*** Given data

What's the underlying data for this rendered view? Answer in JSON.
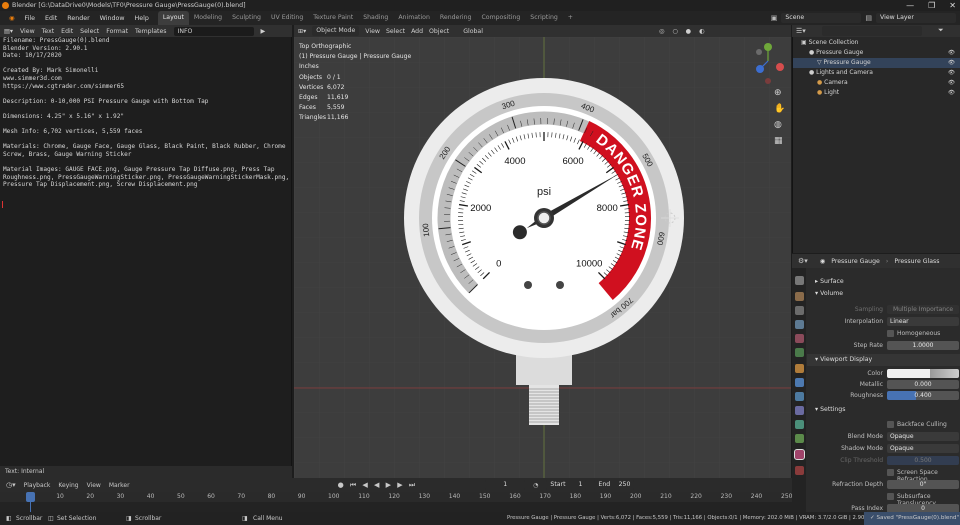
{
  "window": {
    "title": "Blender [G:\\DataDrive0\\Models\\TF0\\Pressure Gauge\\PressGauge(0).blend]",
    "controls": [
      "—",
      "❐",
      "✕"
    ]
  },
  "menu": [
    "File",
    "Edit",
    "Render",
    "Window",
    "Help"
  ],
  "workspaces": [
    "Layout",
    "Modeling",
    "Sculpting",
    "UV Editing",
    "Texture Paint",
    "Shading",
    "Animation",
    "Rendering",
    "Compositing",
    "Scripting",
    "+"
  ],
  "active_workspace": "Layout",
  "scene": {
    "scene_label": "Scene",
    "view_layer_label": "View Layer"
  },
  "text_editor": {
    "menu": [
      "View",
      "Text",
      "Edit",
      "Select",
      "Format",
      "Templates"
    ],
    "text_name": "INFO",
    "lines": [
      "Filename: PressGauge(0).blend",
      "Blender Version: 2.90.1",
      "Date: 10/17/2020",
      "",
      "Created By: Mark Simonelli",
      "www.simmer3d.com",
      "https://www.cgtrader.com/simmer65",
      "",
      "Description: 0-10,000 PSI Pressure Gauge with Bottom Tap",
      "",
      "Dimensions: 4.25\" x 5.16\" x 1.92\"",
      "",
      "Mesh Info: 6,702 vertices, 5,559 faces",
      "",
      "Materials: Chrome, Gauge Face, Gauge Glass, Black Paint, Black Rubber, Chrome",
      "Screw, Brass, Gauge Warning Sticker",
      "",
      "Material Images: GAUGE FACE.png, Gauge Pressure Tap Diffuse.png, Press Tap",
      "Roughness.png, PressGaugeWarningSticker.png, PressGaugeWarningStickerMask.png,",
      "Pressure Tap Displacement.png, Screw Displacement.png"
    ],
    "footer": "Text: Internal"
  },
  "viewport": {
    "menu": [
      "Object Mode",
      "View",
      "Select",
      "Add",
      "Object"
    ],
    "orientation": "Global",
    "view_name": "Top Orthographic",
    "collection": "(1) Pressure Gauge | Pressure Gauge",
    "units": "Inches",
    "stats": [
      {
        "k": "Objects",
        "v": "0 / 1"
      },
      {
        "k": "Vertices",
        "v": "6,072"
      },
      {
        "k": "Edges",
        "v": "11,619"
      },
      {
        "k": "Faces",
        "v": "5,559"
      },
      {
        "k": "Triangles",
        "v": "11,166"
      }
    ],
    "gauge": {
      "psi_labels": [
        "0",
        "2000",
        "4000",
        "6000",
        "8000",
        "10000"
      ],
      "bar_labels": [
        "100",
        "200",
        "300",
        "400",
        "500",
        "600",
        "700 bar"
      ],
      "unit": "psi",
      "warning": "DANGER ZONE",
      "needle_value_psi": 7200
    }
  },
  "outliner": {
    "items": [
      {
        "label": "Scene Collection",
        "indent": 0
      },
      {
        "label": "Pressure Gauge",
        "indent": 1
      },
      {
        "label": "Pressure Gauge",
        "indent": 2
      },
      {
        "label": "Lights and Camera",
        "indent": 1
      },
      {
        "label": "Camera",
        "indent": 2
      },
      {
        "label": "Light",
        "indent": 2
      }
    ]
  },
  "properties": {
    "object": "Pressure Gauge",
    "material": "Pressure Glass",
    "sections": {
      "surface": "Surface",
      "volume": "Volume",
      "viewport_display": "Viewport Display",
      "settings": "Settings"
    },
    "sampling": {
      "label": "Sampling",
      "value": "Multiple Importance"
    },
    "interpolation": {
      "label": "Interpolation",
      "value": "Linear"
    },
    "homogeneous": "Homogeneous",
    "step_rate": {
      "label": "Step Rate",
      "value": "1.0000"
    },
    "color": {
      "label": "Color"
    },
    "metallic": {
      "label": "Metallic",
      "value": "0.000"
    },
    "roughness": {
      "label": "Roughness",
      "value": "0.400"
    },
    "backface": "Backface Culling",
    "blend_mode": {
      "label": "Blend Mode",
      "value": "Opaque"
    },
    "shadow_mode": {
      "label": "Shadow Mode",
      "value": "Opaque"
    },
    "clip": {
      "label": "Clip Threshold",
      "value": "0.500"
    },
    "ssr": "Screen Space Refraction",
    "refraction_depth": {
      "label": "Refraction Depth",
      "value": "0\""
    },
    "subsurface": "Subsurface Translucency",
    "pass_index": {
      "label": "Pass Index",
      "value": "0"
    }
  },
  "timeline": {
    "menu": [
      "Playback",
      "Keying",
      "View",
      "Marker"
    ],
    "current_frame": "1",
    "start_label": "Start",
    "start": "1",
    "end_label": "End",
    "end": "250",
    "ticks": [
      "0",
      "10",
      "20",
      "30",
      "40",
      "50",
      "60",
      "70",
      "80",
      "90",
      "100",
      "110",
      "120",
      "130",
      "140",
      "150",
      "160",
      "170",
      "180",
      "190",
      "200",
      "210",
      "220",
      "230",
      "240",
      "250"
    ]
  },
  "status": {
    "left": [
      "Scrollbar",
      "Set Selection",
      "Scrollbar",
      "Call Menu"
    ],
    "right": "Pressure Gauge | Pressure Gauge | Verts:6,072 | Faces:5,559 | Tris:11,166 | Objects:0/1 | Memory: 202.0 MiB | VRAM: 3.7/2.0 GiB | 2.90.1",
    "saved": "Saved \"PressGauge(0).blend\""
  }
}
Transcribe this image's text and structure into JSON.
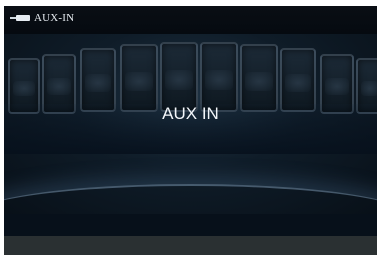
{
  "header": {
    "source_label": "AUX-IN",
    "icon": "input-plug-icon"
  },
  "stage": {
    "title": "AUX IN"
  },
  "colors": {
    "background": "#06101c",
    "text": "#e8edf2",
    "bottom_bar": "#2a3032"
  }
}
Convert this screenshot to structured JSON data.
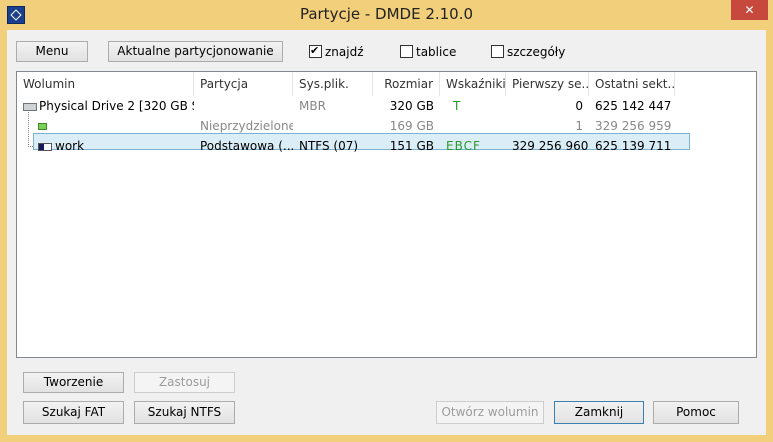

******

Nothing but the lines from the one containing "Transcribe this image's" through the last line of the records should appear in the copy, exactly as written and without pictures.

Transcribe this image's text and structure into JSON.
{
  "header": {
    "source_label": "AUX-IN",
    "icon": "input-plug-icon"
  },
  "stage": {
    "title": "AUX IN"
  },
  "colors": {
    "background": "#06101c",
    "text": "#e8edf2",
    "bottom_bar": "#2a3032"
  }
}
Convert this screenshot to structured JSON data.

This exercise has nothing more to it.